Covent_Garden_ Theatre_1809

By the early 19th century, The Industrial Revolution had made England the leading manufacturing and trading nation in the world. In 1800, London was already the world’s largest city, and its population would almost double over the next four decades, to approximately two million.

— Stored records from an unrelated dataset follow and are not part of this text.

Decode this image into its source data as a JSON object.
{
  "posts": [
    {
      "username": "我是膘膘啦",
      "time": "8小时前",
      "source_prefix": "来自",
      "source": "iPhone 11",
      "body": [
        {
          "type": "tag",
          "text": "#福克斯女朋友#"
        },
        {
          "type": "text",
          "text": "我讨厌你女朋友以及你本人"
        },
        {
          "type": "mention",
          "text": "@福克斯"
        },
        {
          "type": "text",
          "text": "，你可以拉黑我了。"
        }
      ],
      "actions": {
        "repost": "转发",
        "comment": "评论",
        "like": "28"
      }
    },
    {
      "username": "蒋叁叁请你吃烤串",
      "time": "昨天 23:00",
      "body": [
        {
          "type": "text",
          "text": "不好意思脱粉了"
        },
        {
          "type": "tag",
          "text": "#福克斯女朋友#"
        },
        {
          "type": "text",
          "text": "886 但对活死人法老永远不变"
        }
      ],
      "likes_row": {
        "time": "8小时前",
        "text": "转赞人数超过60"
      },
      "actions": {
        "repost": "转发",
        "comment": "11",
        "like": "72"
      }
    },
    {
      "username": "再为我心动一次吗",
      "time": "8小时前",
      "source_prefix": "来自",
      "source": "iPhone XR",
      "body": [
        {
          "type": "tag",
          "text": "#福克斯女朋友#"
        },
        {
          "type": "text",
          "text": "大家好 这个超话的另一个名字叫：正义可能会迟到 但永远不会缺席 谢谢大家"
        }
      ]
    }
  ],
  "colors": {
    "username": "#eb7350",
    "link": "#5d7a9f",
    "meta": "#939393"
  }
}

Large numbers of the working classes, drawn to jobs in commerce and manufacturing, began to attend the theatre for the first time, causing major changes to entertainments formerly reserved for more well-to-do patrons of the arts. Both Covent Garden and the Theatre Royal, Drury Lane, were rebuilt in the 1790’s to accommodate about 3,000 and 3,600 people, respectively. Minor theatres were opened outside Westminster in the 1780’s and 1790’s; then,  in 1804, when the Earl of Dartmouth became Lord Chamberlain, he authorized the licensing of minor theatres inside the City of Westminster, so long as they did not infringe upon the rights of the “patent houses” of Covent Garden, Drury Lane and the Haymarket. He also authorized longer seasons for the Haymarket, which had been restricted to a five-month season and, by 1812, it was open seven months of the year.

Attempting to retain audiences, the patent theatres began to include minor dramas in their offerings and extended the evenings to five or even six hours. By 1820, it wasn’t unusual for the evening’s bill to include two full-length plays, an afterpiece, and a number of variety acts.

Since only the patent houses could play regular drama, along with the minor genres, the other theatres found loopholes offered by the burletta and the melodrama, characteristically a three-act play with a musical score. Thus, regular drama, such as Shakespeare, could be performed in three acts with musical accompaniment and called “melodrama.” This game of ruse and subterfuge continued throughout the Regency and after, until the Theatre Regulation Act of 1843, which abolished the privileges of the patent theatres, and allowed any licensed theatre to perform works of any type, although all plays continued to be licensed by the Lord Chamberlain.

The upper classes might have worn their very best, but otherwise, theatre-going was an informal business, with members of the audience talking loudly and arriving or leaving at any time during the performances. Dandies strolled and mingled in the “pit,” taking snuff and showing off the latest fashions.

Most of the romantic poets of the day attempted drama, including Coleridge, Wordsworth, Keats and Shelley. George Gordon, Lord Byron, who was a member of the governing committee of Drury Lane, wrote more plays suited for the stage than the others, although only one was actually performed during his lifetime (and that one, “Marino Faliero,” in 1821, over his objections).

The best known actors and actresses on the London stage during the Regency included several members of the Kemble family, especially Sarah Kemble Siddons, who was considered the greatest tragic actress of her day until her retirement in 1812. The Kemble “classical” school of acting was continued by Charles Mayne Young (1777-1856), J. M. Vandenhoff (1790-1861), and Eliza O’Neill (1791-1827). Their classical approach was challenged after 1814 by the romantic school, perhaps best exemplified by Edmund Kean. Kean perfected the style, and exerted his “star power” frequently to demand £50 or more for each performance, an amount unheard of before his time. Other well-known performers, such as William Charles Macready (1793-1873) and Mme. Eliza Vestris (1797-1856), later went from the stage into theatre management.